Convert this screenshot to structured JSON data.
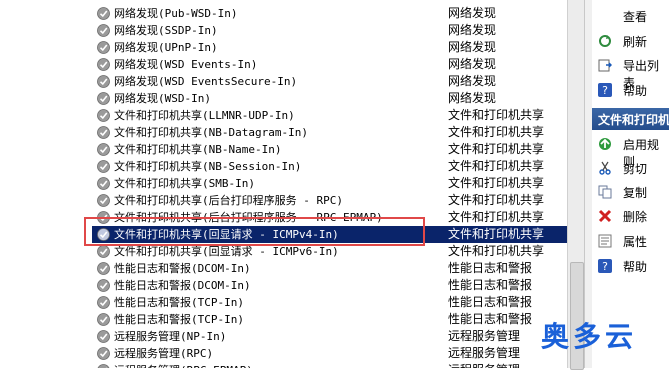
{
  "rules": [
    {
      "name": "网络发现(Pub-WSD-In)",
      "group": "网络发现",
      "selected": false
    },
    {
      "name": "网络发现(SSDP-In)",
      "group": "网络发现",
      "selected": false
    },
    {
      "name": "网络发现(UPnP-In)",
      "group": "网络发现",
      "selected": false
    },
    {
      "name": "网络发现(WSD Events-In)",
      "group": "网络发现",
      "selected": false
    },
    {
      "name": "网络发现(WSD EventsSecure-In)",
      "group": "网络发现",
      "selected": false
    },
    {
      "name": "网络发现(WSD-In)",
      "group": "网络发现",
      "selected": false
    },
    {
      "name": "文件和打印机共享(LLMNR-UDP-In)",
      "group": "文件和打印机共享",
      "selected": false
    },
    {
      "name": "文件和打印机共享(NB-Datagram-In)",
      "group": "文件和打印机共享",
      "selected": false
    },
    {
      "name": "文件和打印机共享(NB-Name-In)",
      "group": "文件和打印机共享",
      "selected": false
    },
    {
      "name": "文件和打印机共享(NB-Session-In)",
      "group": "文件和打印机共享",
      "selected": false
    },
    {
      "name": "文件和打印机共享(SMB-In)",
      "group": "文件和打印机共享",
      "selected": false
    },
    {
      "name": "文件和打印机共享(后台打印程序服务 - RPC)",
      "group": "文件和打印机共享",
      "selected": false
    },
    {
      "name": "文件和打印机共享(后台打印程序服务 - RPC-EPMAP)",
      "group": "文件和打印机共享",
      "selected": false
    },
    {
      "name": "文件和打印机共享(回显请求 - ICMPv4-In)",
      "group": "文件和打印机共享",
      "selected": true
    },
    {
      "name": "文件和打印机共享(回显请求 - ICMPv6-In)",
      "group": "文件和打印机共享",
      "selected": false
    },
    {
      "name": "性能日志和警报(DCOM-In)",
      "group": "性能日志和警报",
      "selected": false
    },
    {
      "name": "性能日志和警报(DCOM-In)",
      "group": "性能日志和警报",
      "selected": false
    },
    {
      "name": "性能日志和警报(TCP-In)",
      "group": "性能日志和警报",
      "selected": false
    },
    {
      "name": "性能日志和警报(TCP-In)",
      "group": "性能日志和警报",
      "selected": false
    },
    {
      "name": "远程服务管理(NP-In)",
      "group": "远程服务管理",
      "selected": false
    },
    {
      "name": "远程服务管理(RPC)",
      "group": "远程服务管理",
      "selected": false
    },
    {
      "name": "远程服务管理(RPC-EPMAP)",
      "group": "远程服务管理",
      "selected": false
    }
  ],
  "actions_top": [
    {
      "label": "查看",
      "icon": "view-icon"
    },
    {
      "label": "刷新",
      "icon": "refresh-icon"
    },
    {
      "label": "导出列表",
      "icon": "export-list-icon"
    },
    {
      "label": "帮助",
      "icon": "help-icon"
    }
  ],
  "section_title": "文件和打印机共享",
  "actions_section": [
    {
      "label": "启用规则",
      "icon": "enable-rule-icon"
    },
    {
      "label": "剪切",
      "icon": "cut-icon"
    },
    {
      "label": "复制",
      "icon": "copy-icon"
    },
    {
      "label": "删除",
      "icon": "delete-icon"
    },
    {
      "label": "属性",
      "icon": "properties-icon"
    },
    {
      "label": "帮助",
      "icon": "help-icon"
    }
  ],
  "watermark": "奥多云",
  "colors": {
    "selection": "#0a246a",
    "highlight_box": "#e04848",
    "watermark": "#1a60d8"
  }
}
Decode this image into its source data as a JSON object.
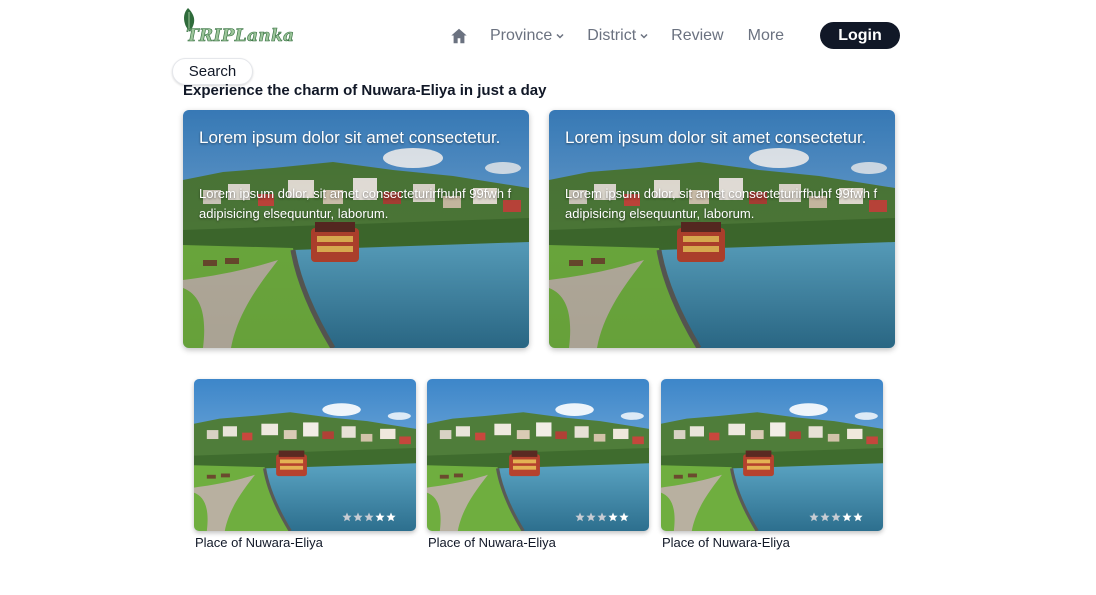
{
  "header": {
    "logo_text": "TRIPLanka",
    "nav": {
      "province": "Province",
      "district": "District",
      "review": "Review",
      "more": "More"
    },
    "login_label": "Login",
    "search_label": "Search"
  },
  "page": {
    "title": "Experience the charm of Nuwara-Eliya in just a day"
  },
  "featured_cards": [
    {
      "title": "Lorem ipsum dolor sit amet consectetur.",
      "text": "Lorem ipsum dolor, sit amet consecteturirfhuhf 99fwh f adipisicing elsequuntur, laborum."
    },
    {
      "title": "Lorem ipsum dolor sit amet consectetur.",
      "text": "Lorem ipsum dolor, sit amet consecteturirfhuhf 99fwh f adipisicing elsequuntur, laborum."
    }
  ],
  "places": [
    {
      "label": "Place of Nuwara-Eliya",
      "rating": 2,
      "max_rating": 5
    },
    {
      "label": "Place of Nuwara-Eliya",
      "rating": 2,
      "max_rating": 5
    },
    {
      "label": "Place of Nuwara-Eliya",
      "rating": 2,
      "max_rating": 5
    }
  ],
  "icons": {
    "home": "home-icon",
    "chevron": "chevron-down-icon",
    "star": "star-icon",
    "logo": "map-pin-leaf-icon"
  },
  "colors": {
    "login_bg": "#111827",
    "nav_text": "#6b7280",
    "logo_green": "#2f6b3b",
    "star_filled": "#ffffff",
    "star_empty": "#c7ccd3"
  }
}
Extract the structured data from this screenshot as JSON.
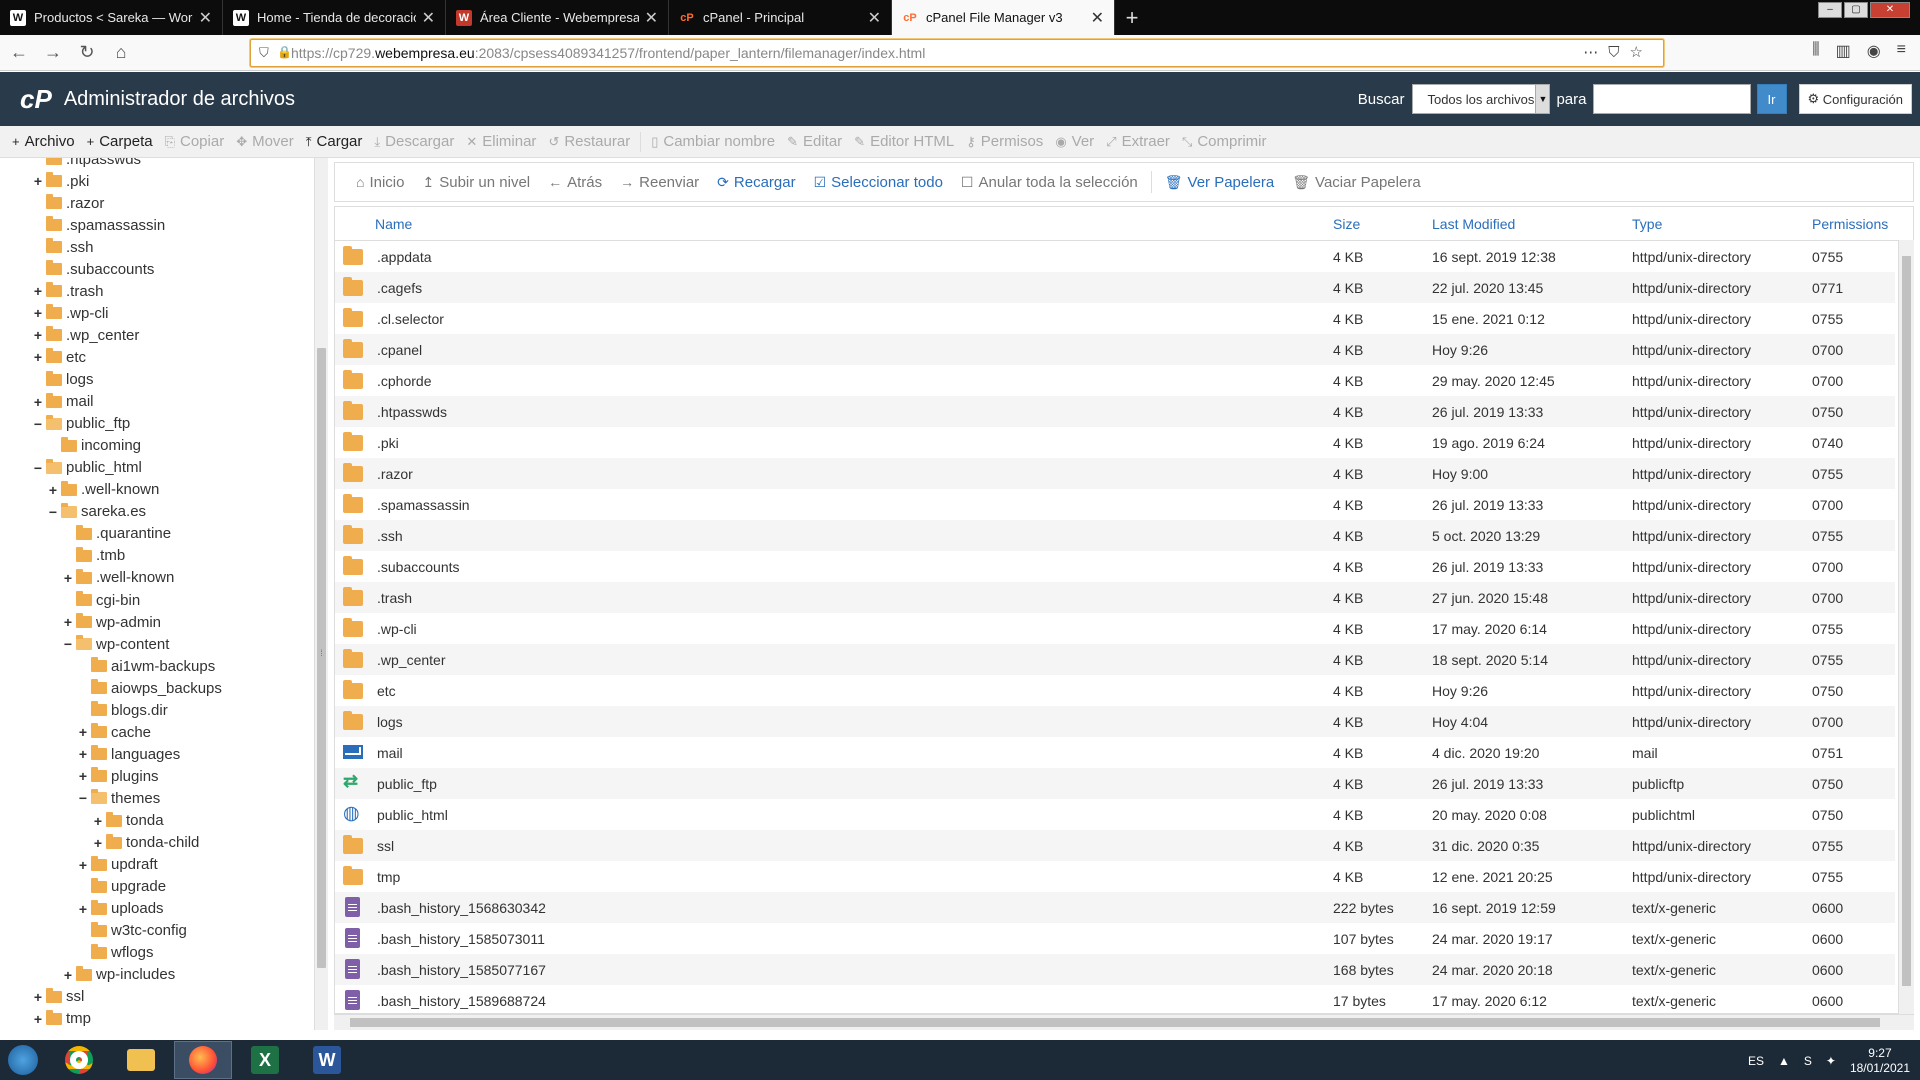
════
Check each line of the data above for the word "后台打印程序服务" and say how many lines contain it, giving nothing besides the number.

2